Assange noted that he was yet to be confronted with any explicit charges of rape and that ''the whole process has gone on without my input''. He hired Sweden's most celebrated lawyer, Leif Silbersky, and then changed representation when it became clear that Silbersky's other case (defending a brace of men charged with a helicopter-based robbery of a bullion warehouse) was taking all his time. Some people think Sweden's boring.
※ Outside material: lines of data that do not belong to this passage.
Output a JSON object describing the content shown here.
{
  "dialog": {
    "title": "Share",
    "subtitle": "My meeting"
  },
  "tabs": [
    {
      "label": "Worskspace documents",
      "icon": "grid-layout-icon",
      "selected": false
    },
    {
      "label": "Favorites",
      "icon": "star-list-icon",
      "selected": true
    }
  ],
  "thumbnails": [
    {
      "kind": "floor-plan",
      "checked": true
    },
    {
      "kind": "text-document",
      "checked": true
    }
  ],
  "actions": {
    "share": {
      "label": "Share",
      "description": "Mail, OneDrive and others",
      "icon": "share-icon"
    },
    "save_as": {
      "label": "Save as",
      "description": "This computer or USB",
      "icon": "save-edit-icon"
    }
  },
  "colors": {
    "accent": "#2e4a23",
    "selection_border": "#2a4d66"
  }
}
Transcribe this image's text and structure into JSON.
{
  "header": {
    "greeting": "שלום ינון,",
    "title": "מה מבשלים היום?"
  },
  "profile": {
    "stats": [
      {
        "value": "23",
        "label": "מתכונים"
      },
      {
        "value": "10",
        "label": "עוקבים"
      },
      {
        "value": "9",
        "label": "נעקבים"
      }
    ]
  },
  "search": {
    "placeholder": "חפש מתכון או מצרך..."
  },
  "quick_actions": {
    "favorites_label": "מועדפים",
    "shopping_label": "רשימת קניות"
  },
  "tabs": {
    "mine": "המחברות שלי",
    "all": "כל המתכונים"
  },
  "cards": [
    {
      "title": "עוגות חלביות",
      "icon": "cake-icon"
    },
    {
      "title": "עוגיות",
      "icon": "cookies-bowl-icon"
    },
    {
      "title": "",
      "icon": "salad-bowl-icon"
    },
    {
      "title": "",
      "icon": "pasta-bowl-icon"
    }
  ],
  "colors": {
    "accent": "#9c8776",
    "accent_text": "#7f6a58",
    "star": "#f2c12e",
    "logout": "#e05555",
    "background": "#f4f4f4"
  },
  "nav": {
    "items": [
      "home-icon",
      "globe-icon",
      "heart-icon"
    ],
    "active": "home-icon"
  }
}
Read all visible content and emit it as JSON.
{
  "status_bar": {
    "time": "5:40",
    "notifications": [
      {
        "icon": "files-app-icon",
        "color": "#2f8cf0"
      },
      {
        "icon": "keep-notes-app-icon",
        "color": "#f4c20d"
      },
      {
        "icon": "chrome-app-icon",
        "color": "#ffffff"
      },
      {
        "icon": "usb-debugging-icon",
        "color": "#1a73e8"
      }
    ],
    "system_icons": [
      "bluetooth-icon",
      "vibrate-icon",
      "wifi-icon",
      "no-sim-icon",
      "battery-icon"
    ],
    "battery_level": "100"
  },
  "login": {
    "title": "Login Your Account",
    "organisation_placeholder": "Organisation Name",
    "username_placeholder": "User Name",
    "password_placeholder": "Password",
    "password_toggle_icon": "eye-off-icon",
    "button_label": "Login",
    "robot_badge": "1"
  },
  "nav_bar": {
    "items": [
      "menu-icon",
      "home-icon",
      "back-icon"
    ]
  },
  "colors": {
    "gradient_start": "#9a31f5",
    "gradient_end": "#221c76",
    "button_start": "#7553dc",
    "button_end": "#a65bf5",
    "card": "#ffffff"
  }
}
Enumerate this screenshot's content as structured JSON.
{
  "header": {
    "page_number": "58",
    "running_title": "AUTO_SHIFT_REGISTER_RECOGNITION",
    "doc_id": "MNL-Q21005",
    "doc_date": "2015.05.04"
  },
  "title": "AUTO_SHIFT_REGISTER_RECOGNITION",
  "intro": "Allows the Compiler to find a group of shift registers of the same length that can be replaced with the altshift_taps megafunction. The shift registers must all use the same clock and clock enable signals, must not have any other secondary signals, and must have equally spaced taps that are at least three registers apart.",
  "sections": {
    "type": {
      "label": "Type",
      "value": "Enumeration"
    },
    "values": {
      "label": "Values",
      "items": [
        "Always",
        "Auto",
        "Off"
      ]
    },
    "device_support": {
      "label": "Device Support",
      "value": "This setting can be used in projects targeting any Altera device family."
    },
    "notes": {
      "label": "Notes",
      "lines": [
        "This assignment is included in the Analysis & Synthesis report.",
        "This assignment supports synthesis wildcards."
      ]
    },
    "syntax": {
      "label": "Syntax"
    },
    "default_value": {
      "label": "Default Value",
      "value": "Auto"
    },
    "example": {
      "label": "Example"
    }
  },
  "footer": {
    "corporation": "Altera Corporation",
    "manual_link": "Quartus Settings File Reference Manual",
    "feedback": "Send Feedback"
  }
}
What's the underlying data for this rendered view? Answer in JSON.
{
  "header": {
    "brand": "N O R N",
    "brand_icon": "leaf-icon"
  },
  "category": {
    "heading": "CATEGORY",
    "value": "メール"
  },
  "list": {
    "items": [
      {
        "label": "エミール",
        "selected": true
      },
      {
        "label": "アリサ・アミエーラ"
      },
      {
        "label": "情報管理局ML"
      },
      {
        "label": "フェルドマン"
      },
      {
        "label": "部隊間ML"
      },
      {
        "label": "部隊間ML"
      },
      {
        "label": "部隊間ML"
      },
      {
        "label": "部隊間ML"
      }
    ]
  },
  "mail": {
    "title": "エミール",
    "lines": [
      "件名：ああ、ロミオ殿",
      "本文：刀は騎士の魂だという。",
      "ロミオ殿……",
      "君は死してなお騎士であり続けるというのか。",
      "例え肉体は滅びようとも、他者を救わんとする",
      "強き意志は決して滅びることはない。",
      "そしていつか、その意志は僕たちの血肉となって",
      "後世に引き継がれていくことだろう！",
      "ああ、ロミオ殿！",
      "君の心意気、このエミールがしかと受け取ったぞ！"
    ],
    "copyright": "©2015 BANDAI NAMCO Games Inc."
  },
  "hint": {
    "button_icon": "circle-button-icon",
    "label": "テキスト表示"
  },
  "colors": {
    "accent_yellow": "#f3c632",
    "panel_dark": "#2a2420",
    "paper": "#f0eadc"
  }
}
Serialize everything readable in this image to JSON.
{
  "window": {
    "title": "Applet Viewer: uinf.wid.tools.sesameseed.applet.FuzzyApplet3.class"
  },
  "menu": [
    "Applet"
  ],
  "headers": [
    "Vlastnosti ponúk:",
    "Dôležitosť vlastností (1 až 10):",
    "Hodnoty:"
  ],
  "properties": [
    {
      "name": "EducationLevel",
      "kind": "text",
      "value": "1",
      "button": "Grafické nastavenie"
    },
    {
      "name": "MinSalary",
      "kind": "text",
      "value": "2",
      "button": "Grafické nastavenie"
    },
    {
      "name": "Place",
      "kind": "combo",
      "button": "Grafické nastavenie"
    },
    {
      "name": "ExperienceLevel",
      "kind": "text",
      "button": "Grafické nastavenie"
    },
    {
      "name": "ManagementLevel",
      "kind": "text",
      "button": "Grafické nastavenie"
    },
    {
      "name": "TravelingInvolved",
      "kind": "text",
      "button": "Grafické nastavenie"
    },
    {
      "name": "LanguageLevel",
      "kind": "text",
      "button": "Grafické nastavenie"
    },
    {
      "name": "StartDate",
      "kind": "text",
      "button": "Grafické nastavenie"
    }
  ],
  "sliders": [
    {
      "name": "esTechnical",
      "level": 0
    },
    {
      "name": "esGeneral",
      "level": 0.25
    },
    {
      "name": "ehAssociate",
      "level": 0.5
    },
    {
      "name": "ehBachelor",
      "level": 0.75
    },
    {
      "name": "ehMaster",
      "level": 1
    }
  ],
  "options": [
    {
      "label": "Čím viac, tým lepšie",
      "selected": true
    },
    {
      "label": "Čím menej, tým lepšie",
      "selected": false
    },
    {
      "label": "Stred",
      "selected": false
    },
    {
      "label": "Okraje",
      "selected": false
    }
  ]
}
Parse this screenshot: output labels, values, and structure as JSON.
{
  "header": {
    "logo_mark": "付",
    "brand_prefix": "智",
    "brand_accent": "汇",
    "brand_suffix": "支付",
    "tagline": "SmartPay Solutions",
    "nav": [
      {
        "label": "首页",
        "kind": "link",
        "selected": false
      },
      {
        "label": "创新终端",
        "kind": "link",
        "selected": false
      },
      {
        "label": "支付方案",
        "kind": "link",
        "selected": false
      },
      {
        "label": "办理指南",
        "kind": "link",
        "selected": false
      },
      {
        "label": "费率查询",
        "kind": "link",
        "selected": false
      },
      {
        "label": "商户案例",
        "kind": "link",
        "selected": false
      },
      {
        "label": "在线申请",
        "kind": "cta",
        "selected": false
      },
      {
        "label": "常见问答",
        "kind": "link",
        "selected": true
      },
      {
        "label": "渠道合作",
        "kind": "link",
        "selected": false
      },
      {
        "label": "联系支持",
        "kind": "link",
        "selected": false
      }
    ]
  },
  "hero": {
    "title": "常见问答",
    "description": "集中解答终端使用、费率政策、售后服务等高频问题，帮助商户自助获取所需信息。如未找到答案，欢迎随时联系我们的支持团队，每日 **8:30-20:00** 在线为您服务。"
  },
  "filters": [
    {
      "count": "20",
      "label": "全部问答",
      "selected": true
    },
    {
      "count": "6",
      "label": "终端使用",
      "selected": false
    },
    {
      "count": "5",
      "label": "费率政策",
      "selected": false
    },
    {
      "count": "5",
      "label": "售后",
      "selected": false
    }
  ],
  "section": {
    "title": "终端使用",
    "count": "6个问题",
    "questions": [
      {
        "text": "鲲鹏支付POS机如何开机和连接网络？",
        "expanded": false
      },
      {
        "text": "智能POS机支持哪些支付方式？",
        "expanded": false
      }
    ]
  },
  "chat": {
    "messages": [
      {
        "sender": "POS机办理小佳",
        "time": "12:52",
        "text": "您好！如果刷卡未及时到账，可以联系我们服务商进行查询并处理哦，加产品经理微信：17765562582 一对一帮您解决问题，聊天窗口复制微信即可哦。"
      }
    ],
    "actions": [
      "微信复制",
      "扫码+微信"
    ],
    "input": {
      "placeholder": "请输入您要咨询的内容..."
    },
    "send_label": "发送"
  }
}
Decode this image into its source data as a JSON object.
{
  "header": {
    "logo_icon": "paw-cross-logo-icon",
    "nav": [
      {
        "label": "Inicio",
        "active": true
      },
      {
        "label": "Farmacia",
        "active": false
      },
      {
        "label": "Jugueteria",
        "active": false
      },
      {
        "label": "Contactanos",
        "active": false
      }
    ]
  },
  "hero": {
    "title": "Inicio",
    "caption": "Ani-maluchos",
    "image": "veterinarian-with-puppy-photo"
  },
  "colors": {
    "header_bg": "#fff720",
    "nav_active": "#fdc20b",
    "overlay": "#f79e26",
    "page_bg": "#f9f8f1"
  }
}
God knows why.
With the rape case re-opened, amid great confusion, it was inevitable that Ardin's politics and background would come under scrutiny.
The milieu of hackerdom is not without its conspiracy enthusiasts, who pointed to her stint in the Washington DC branch of the Swedish foreign service, that she had been deported from Cuba for working with the US-backed dissident group The Women in White, and that her close cousin Mattias Ardin is a lieutenant-colonel in Afghanistan.
Others focused on the role of Expressen newspaper, which had been leaked the report of the initial rape charges, in contravention of Swedish law, and then leaked the contents of a later police interview with Assange.
Expressen is right-wing, and has long been opposed to Sweden's policy of armed neutrality, advocating closer ties with the US. According to journalist Israel Shamir, the US threatened to cease sharing intelligence with SEPO, the Swedish secret service, should Assange get residency and be protected under its media shield laws - laws that would specifically frustrate any attempt to extradite Assange to the US.
Others who have tangled with secret services were in no doubt that something was afoot. Craig Murray, former British ambassador to Uzbekistan who had been sacked for criticising the US-UK alliance with the highly repressive country, said that ''Julian Assange has been getting the bog-standard 'kompromat''', the old KGB term for sexual compromise. Murray himself had been falsely accused of trading visas for sex. Others were more sceptical, with Mattias Svensson, editor of alternative magazine Neo, saying of arguments about US involvement: ''My instinct is that they're ridiculous''.
One of the country's leading legal commentators, Marten Schultz, argued that the chaotic progress of the case was because of an asymmetry in the Swedish legal system that allows police and prosecutors to leak information and thus damage reputations, while defence lawyers are legally prevented from doing so.
Everyone connected agrees that it's a mess and an embarrassment, and most will say that Assange's rights have been infringed, with leading international lawyer Geoffrey Robertson arguing that the Australian government should ''carpet'' the Swedish ambassador for Assange's treatment, and that Assange should make a case in the European Court of Human Rights.
Will the imminent document drop return attention from the Strindbergian drama of Assange and the two women to the two major wars that have been WikiLeaks' major focus? Even if the rape investigation peters out, it's unlikely.